-"$2 for the big ones and $1 for the small ones."
Ten year old Juan has a booty of seashells, either left on the beach by the tide or by divers. Little Rolando imitates Juan, bringing another seashell.
-"Look at it against the sun, and you'll see how many stripes it's got."
-"Isn't it a shame to sell them?" - "Yes… er, Nnno."
Then up comes the tiniest, Javier, with some "sharks' teeth", wanting to trade them for coins. From the sea come Jesus and his brother with a box full of robalo, pejerrey and small fry that they're going to sell in Piramides.
All the foregoing are permanent residents at Playa Larralde, a shantytown whose entrance is signaled by a whale jawbone arch. We had got there by going down Route 3, and taking a road that led us directly to Playa Villarino, "alongside" Larralde. Both of these are settlements combining mobile homes, city buses converted into housing, and shacks tenanted by fishermen and their families. Most of them "up-camp" and run at the approach of winter.
In the Isla de los Pajaros Fauna Reserve Center (the island is right in front of it), we found nobody. The replica of the San Jose Fort Chapel destroyed by the tehuelche war-party in the past seems a little dilapidated, however, it is still a moving sight. We ended our trip again in Puerto Piramides, with fine weather and a "world of whales" cavorting in the sea.
Before you could bat an eyelid we were heading out in a semi-rigid rubber craft with Micky Sosa and an English couple.
The afternoon was ending and conditions couldn't be better - zero wind, cloud and waves. The sea was incredibly smooth and calm as a pond.
The whale cub's enormous head emerged right beside our boat; its mother, keeping a certain distance away, called the baby back and played together with it for a while. Then the baby returned and swam repeatedly back and forward underneath our boat. Its mother meanwhile emerged, sunning herself, the baby swam towards here and stretched out beside her, fin to fin.

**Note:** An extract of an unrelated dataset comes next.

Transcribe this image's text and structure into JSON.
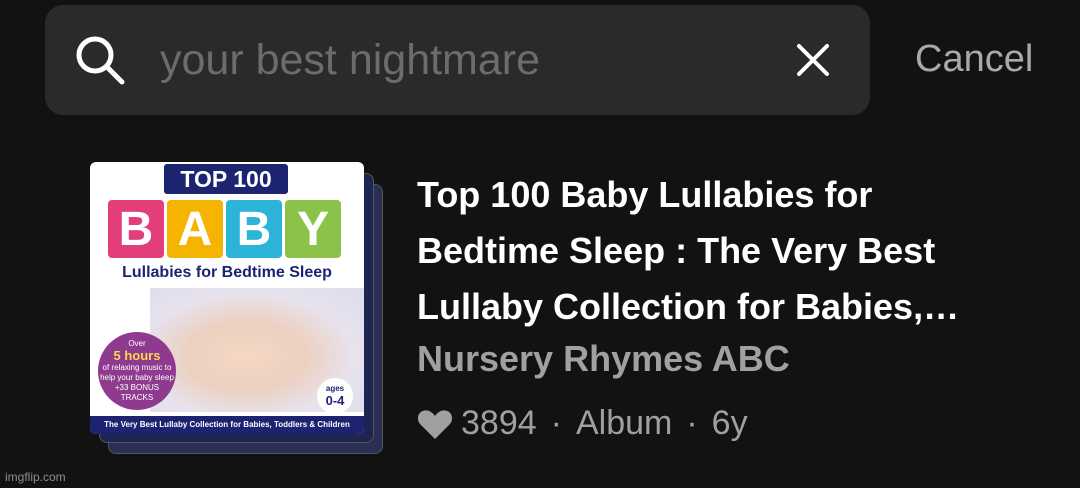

We stayed there till darkness forced us out of the water. It was a glorious feeling being only centimeters away from the skin of this gentle creature. How can such an enormous beast as this cetacean be so delicate and sweet? Perhaps this is the reason that watching them brings one a sensation of infinite peace.

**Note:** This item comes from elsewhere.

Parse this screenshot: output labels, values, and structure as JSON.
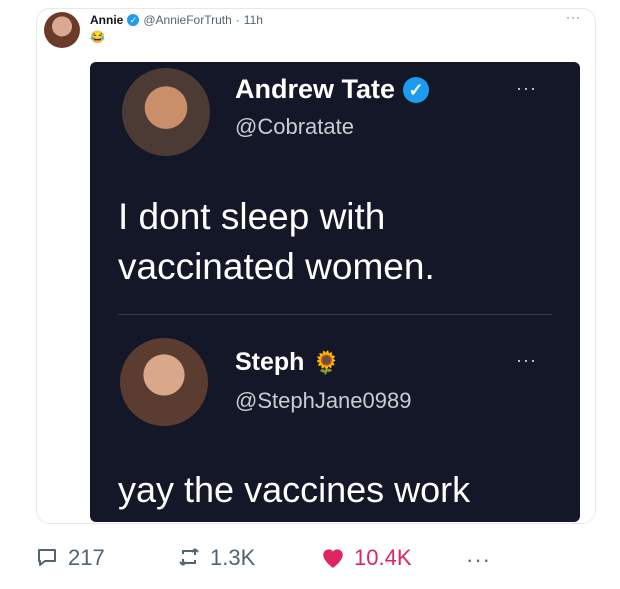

First we made a "pit-stop" for refreshments and a rest in Puerto Madryn. We lodged in the El Solar de la Costa, a cute little hotel in the city's best neighborhood, Barrio Sur, and located on the seafront avenue. Well-slept, and after a bracing shower, we left for "Estancia El Pedral", right beside Punta Ninfas.
It is no easy matter to get there, but Wendt von Thüngen, Maria Jose Gonzalez Bonorino's husband, she being one of the owners of this ranch-house, had been very precise with his instructions: you have to go past "Estancia Los Pinos", on Cracker Bay, do another 10 km up to a ramshackle white fence gateway, and then do another three km inland. The road takes you to a hillside that you have to descend along a steep track in terrible condition. Having done all this, finally, around the last curve we saw the house. It is in a hollow, with its red tower peeping above the crowns of the trees in an ancient and thick wood.
This secret refuge was built by Maria Jose's great grandfather, Felix Arbeletche, in the late 19th century. He did this to mitigate the homesickness his wife felt for her native Basque countryside; this explains the architecture, typical of French manorial architecture of the period. It also explains the wood and the shady location. However, his wife was never able to enjoy this place, as she died before it was completed; a double tragedy for "don" Felix. Currently it is still the venue for family gatherings, especially at Christmastime, when the house fills with children and young people.
The house is so pretty, one doesn't feel like leaving it. When one goes out touring, one looks forward to returning to this delightful loneliness surrounded by flowers and trees; to its comfortable rooms and to its details and very appropriate antique furniture.
Then, of course, there is all the rest, and believe me, it is really worthwhile. Walking to a distant gravel-strewn beach, strolling to the cliffs, sailing on the sea, fishing. And, sooner or later, paying a visit to the place where the land abruptly ends in a series of high, bare cliffs and a lighthouse. An uninhabited finisterre. That is Punta Ninfas.